Another reason why Der Zakarian likes to play with two strikers is because of the direct way of play his team can play with strikers like Delort and Laborde. In the image below, the centre-back Le Tallec possesses the ball. The three centre-backs are fairly far from each other. As a result, more diagonal passing lanes are created. But the main diagonal that the wide centre-backs look for is the one to one of the two strikers. Only in this game, Montpellier attempted 67 long passes, of which 54% were accurate.
After a long ball is played, Montpellier try to secure the second ball by having players around the player who is about to receive the long ball. In the image below Delort is ready to run in behind if Laborde heads it in the space behind Lille’s last line. In front of Laborde is Mollet, who is also looking to receive the ball from a knockdown. Montpellier obviously look to create a numerical superiority around the player who receives the long ball.
The strikers are pivotal
Above we clarified that Montpellier’s gameplan is built around their two strikers. Mostly through long passes, their strikers play a huge part in progressing up the field. But as stated above, long passes are mostly 50/50 passes. This is the reason Montpellier also try to progress in different ways.
Another way is through inside-outside passing. The image below clarifies this concept. Firstly, let’s look at the position of the players playing part in this concept.

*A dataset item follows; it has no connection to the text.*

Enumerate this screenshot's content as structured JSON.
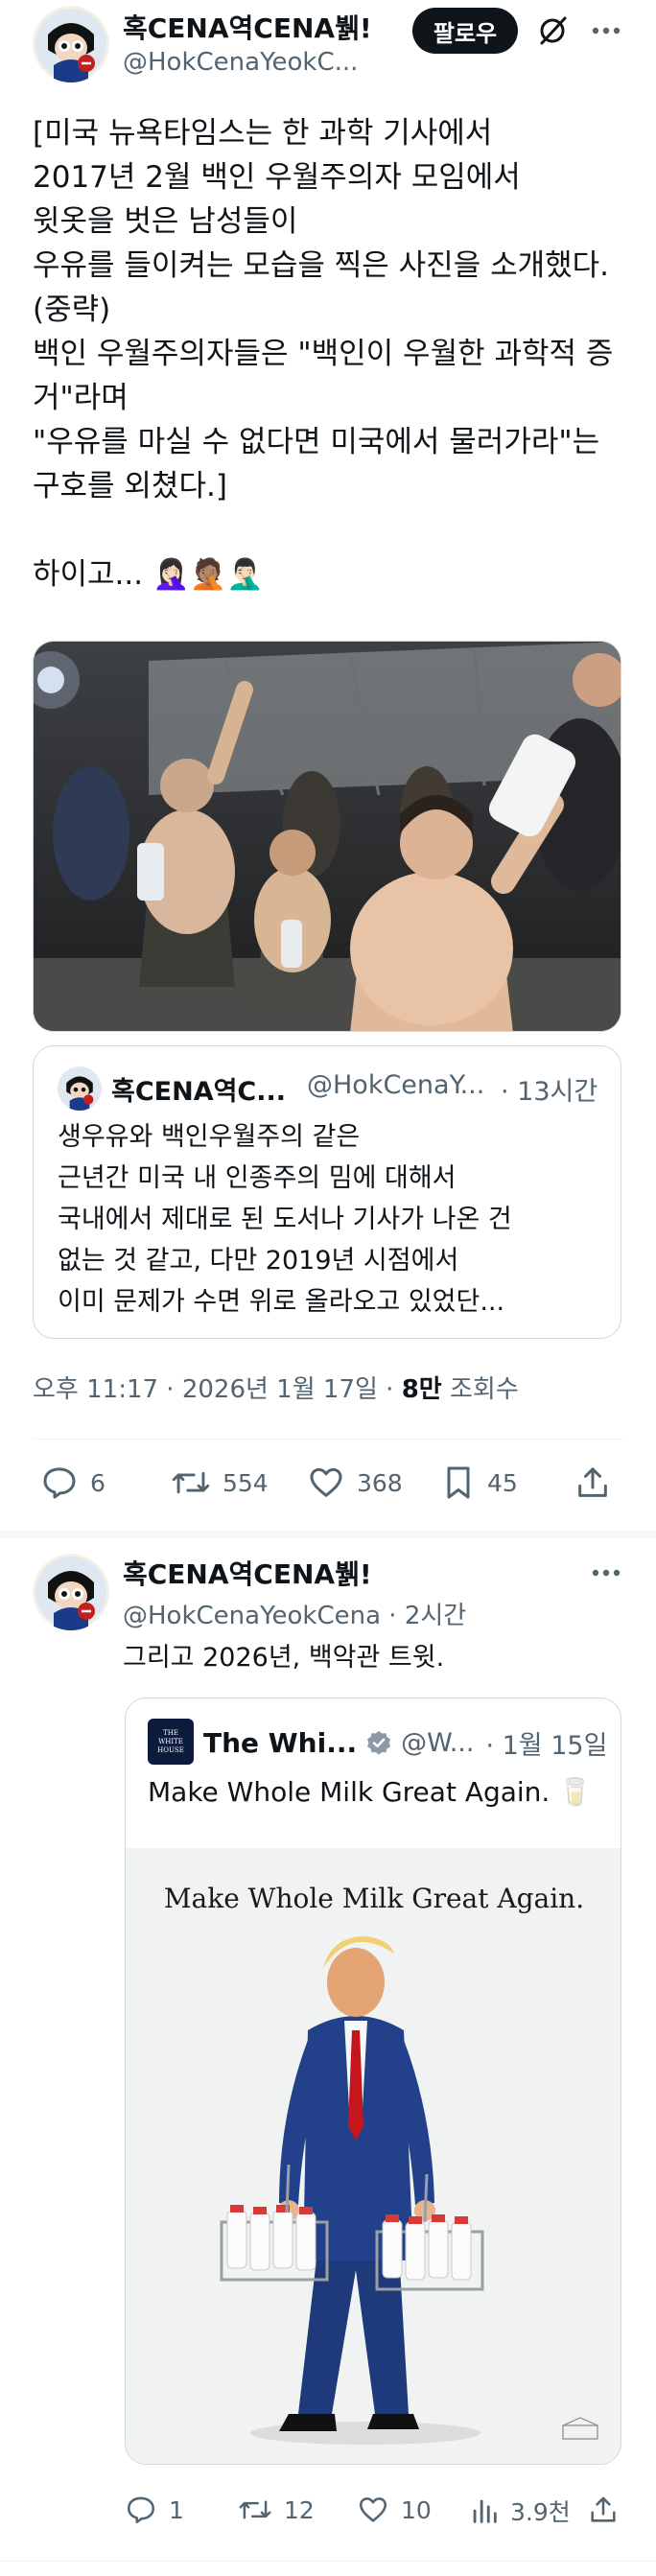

The wide centre-back with the ball, starting the attack, positions himself in the half-space to stay connected with the other centre-backs and pivot. The pivot positions himself in the blindside of the opponent’s striker. This to create an illusion of control that the opponent’s striker is marking the pivot correctly. But once he uses a timed run, he is free. Lastly, the full-back takes up a higher position to create a 1 v 1 situation on the side as Lille’s winger is pulled out to press the wide centre-back. This short combination play looks to find the 1 v 1 on the side.
Once the ball is played to the full-back, he has the chance to drive at the opposing full-back with the ball or deliver a cross. Below, the full-back finds himself in a lot of space. This gives him the chance to attempt a cross into the box. Again, because of the physical presence and aerial ability, the strikers are a threat with high balls. From this cross, Montpellier score the equaliser, before conceding again minutes later.
Although Lille won this game, Montpellier didn’t make it easy for them. Lille struggled the whole game with Montpellier’s direct approach. But in the end, Lille attacking positional play got them over the line.
In terms of the Ligue 1 rankings, they had a disappointing end to the season as they missed out on Champions League football by one point. Still, we should applaud Galtier’s side because of the low investments they made to achieve what they did over the years under his guidance. On the other hand, Montpellier ended the season mid-table, hoping for better things next season.